Editor [possibly Miles Greenleaf]. December 26, 1920. Omaha Sunday World-Herald 56(12=13): 6-E. A bird editorial.

The Junco.

Wherever you may roam along the roadsides in the winter, the colder the better, you are pretty sure to hear the wiry twang of the call of the Slate-colored Junco, and to see the flash of his white tail feathers as he dives from one patch of underbrush to another.

Generally Mr. Junco is not alone, but grouped with a large number of his pals, liberally sprinkled with Tree Sparrows.

The Junco, as his full name would suggest is a darby. He eats weed seeds until his little tummy is almost popping, and has positively no bad habits, as far as ornithologists have ascertained to date.

In the zero periods of our winters the Junco is the most active, and a study of this bird is well worth while. He is one of the busiest of the winter tribe, and many folk call him a "Snowbird," which is a misnomer inasmuch as many other birds seem to have secured the same title.

The Junco, in the spring, has a very beautiful little song, which he saves for that occasion, but in winter, as has been remarked, his wiry twang or a sharp chip are all that he can do to help you in his identification.
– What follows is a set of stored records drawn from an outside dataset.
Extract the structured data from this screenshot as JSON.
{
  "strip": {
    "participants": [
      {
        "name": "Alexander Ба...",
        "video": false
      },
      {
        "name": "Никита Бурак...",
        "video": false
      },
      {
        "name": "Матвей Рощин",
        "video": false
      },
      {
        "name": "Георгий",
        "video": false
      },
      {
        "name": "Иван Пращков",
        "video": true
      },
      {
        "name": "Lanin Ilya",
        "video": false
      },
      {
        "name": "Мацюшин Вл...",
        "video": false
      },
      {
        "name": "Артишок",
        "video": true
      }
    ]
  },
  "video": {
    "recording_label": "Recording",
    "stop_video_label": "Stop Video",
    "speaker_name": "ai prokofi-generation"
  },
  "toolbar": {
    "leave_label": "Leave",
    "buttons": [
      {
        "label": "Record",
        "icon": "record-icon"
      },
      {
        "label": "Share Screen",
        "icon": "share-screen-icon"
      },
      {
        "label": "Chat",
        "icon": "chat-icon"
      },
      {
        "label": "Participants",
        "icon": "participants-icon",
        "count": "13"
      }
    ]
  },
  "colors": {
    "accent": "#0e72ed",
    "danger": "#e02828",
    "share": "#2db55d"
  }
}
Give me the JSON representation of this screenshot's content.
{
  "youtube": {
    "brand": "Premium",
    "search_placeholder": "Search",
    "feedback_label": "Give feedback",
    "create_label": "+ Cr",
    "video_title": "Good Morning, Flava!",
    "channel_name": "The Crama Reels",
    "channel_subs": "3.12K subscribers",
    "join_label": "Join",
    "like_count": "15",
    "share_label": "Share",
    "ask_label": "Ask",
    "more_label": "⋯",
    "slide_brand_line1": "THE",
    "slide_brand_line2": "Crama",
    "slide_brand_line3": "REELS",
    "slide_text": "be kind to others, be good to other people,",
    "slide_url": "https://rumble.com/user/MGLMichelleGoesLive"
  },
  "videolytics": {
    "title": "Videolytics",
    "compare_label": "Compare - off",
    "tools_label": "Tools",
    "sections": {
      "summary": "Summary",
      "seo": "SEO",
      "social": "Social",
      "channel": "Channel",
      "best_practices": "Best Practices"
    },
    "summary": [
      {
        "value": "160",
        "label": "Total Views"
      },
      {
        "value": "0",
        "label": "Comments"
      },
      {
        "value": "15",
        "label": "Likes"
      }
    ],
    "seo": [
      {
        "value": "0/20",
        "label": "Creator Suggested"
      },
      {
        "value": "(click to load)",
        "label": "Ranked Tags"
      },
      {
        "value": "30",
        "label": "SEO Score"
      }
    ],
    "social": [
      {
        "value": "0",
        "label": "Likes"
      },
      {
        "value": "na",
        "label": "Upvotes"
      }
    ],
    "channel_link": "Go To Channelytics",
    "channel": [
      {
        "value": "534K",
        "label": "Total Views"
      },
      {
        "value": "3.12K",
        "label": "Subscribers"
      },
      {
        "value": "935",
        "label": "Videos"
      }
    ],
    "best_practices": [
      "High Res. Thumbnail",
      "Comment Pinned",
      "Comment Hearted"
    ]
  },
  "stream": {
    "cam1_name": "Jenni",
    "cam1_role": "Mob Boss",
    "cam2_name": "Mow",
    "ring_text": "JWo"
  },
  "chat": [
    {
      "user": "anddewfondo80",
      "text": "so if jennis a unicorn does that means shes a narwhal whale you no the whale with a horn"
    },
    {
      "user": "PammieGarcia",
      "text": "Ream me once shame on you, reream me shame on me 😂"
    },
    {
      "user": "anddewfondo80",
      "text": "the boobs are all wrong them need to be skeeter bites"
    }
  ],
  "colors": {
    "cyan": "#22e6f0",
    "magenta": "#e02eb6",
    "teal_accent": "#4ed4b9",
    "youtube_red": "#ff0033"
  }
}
A grand little bird, this Slate Colored Junco, and well worth becoming acquainted with.

Try that acquaintanceship today.